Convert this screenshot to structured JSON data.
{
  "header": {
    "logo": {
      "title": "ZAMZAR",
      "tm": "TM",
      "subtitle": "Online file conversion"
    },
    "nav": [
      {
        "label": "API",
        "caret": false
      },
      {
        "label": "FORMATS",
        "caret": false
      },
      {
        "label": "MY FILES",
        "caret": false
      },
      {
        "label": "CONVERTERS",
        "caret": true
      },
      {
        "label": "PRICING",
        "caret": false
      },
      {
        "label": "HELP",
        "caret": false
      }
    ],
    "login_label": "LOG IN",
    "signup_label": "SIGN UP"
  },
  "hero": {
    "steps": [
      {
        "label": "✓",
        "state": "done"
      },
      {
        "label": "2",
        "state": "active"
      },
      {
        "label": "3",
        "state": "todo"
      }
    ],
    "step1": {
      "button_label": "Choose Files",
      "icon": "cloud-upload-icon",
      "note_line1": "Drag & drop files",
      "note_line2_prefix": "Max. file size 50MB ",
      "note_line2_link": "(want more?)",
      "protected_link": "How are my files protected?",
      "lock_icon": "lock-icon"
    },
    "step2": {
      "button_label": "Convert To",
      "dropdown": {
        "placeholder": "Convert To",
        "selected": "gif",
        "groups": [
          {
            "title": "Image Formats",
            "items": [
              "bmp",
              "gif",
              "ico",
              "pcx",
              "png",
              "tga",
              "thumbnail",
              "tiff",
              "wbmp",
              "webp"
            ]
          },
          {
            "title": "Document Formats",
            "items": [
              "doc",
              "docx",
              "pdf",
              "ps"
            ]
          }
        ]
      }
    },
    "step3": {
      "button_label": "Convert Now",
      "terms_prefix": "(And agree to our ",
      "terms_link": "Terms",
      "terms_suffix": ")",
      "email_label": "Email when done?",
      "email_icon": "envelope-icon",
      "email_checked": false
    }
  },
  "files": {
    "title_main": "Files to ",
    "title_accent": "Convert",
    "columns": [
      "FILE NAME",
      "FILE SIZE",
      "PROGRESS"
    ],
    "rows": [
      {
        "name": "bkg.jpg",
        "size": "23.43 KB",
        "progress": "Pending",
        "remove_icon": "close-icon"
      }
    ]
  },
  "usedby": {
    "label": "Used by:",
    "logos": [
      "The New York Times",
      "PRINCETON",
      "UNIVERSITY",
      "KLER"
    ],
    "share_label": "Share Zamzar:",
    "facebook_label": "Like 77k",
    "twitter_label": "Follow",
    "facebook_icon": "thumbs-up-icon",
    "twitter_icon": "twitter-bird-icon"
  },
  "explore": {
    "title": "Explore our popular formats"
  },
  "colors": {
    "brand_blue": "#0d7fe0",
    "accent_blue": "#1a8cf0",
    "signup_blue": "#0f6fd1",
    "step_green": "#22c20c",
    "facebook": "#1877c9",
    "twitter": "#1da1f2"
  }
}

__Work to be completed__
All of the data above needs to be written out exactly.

__The completed task__
Convert this screenshot to structured JSON data.
{
  "header": {
    "logo": {
      "title": "ZAMZAR",
      "tm": "TM",
      "subtitle": "Online file conversion"
    },
    "nav": [
      {
        "label": "API",
        "caret": false
      },
      {
        "label": "FORMATS",
        "caret": false
      },
      {
        "label": "MY FILES",
        "caret": false
      },
      {
        "label": "CONVERTERS",
        "caret": true
      },
      {
        "label": "PRICING",
        "caret": false
      },
      {
        "label": "HELP",
        "caret": false
      }
    ],
    "login_label": "LOG IN",
    "signup_label": "SIGN UP"
  },
  "hero": {
    "steps": [
      {
        "label": "✓",
        "state": "done"
      },
      {
        "label": "2",
        "state": "active"
      },
      {
        "label": "3",
        "state": "todo"
      }
    ],
    "step1": {
      "button_label": "Choose Files",
      "icon": "cloud-upload-icon",
      "note_line1": "Drag & drop files",
      "note_line2_prefix": "Max. file size 50MB ",
      "note_line2_link": "(want more?)",
      "protected_link": "How are my files protected?",
      "lock_icon": "lock-icon"
    },
    "step2": {
      "button_label": "Convert To",
      "dropdown": {
        "placeholder": "Convert To",
        "selected": "gif",
        "groups": [
          {
            "title": "Image Formats",
            "items": [
              "bmp",
              "gif",
              "ico",
              "pcx",
              "png",
              "tga",
              "thumbnail",
              "tiff",
              "wbmp",
              "webp"
            ]
          },
          {
            "title": "Document Formats",
            "items": [
              "doc",
              "docx",
              "pdf",
              "ps"
            ]
          }
        ]
      }
    },
    "step3": {
      "button_label": "Convert Now",
      "terms_prefix": "(And agree to our ",
      "terms_link": "Terms",
      "terms_suffix": ")",
      "email_label": "Email when done?",
      "email_icon": "envelope-icon",
      "email_checked": false
    }
  },
  "files": {
    "title_main": "Files to ",
    "title_accent": "Convert",
    "columns": [
      "FILE NAME",
      "FILE SIZE",
      "PROGRESS"
    ],
    "rows": [
      {
        "name": "bkg.jpg",
        "size": "23.43 KB",
        "progress": "Pending",
        "remove_icon": "close-icon"
      }
    ]
  },
  "usedby": {
    "label": "Used by:",
    "logos": [
      "The New York Times",
      "PRINCETON",
      "UNIVERSITY",
      "KLER"
    ],
    "share_label": "Share Zamzar:",
    "facebook_label": "Like 77k",
    "twitter_label": "Follow",
    "facebook_icon": "thumbs-up-icon",
    "twitter_icon": "twitter-bird-icon"
  },
  "explore": {
    "title": "Explore our popular formats"
  },
  "colors": {
    "brand_blue": "#0d7fe0",
    "accent_blue": "#1a8cf0",
    "signup_blue": "#0f6fd1",
    "step_green": "#22c20c",
    "facebook": "#1877c9",
    "twitter": "#1da1f2"
  }
}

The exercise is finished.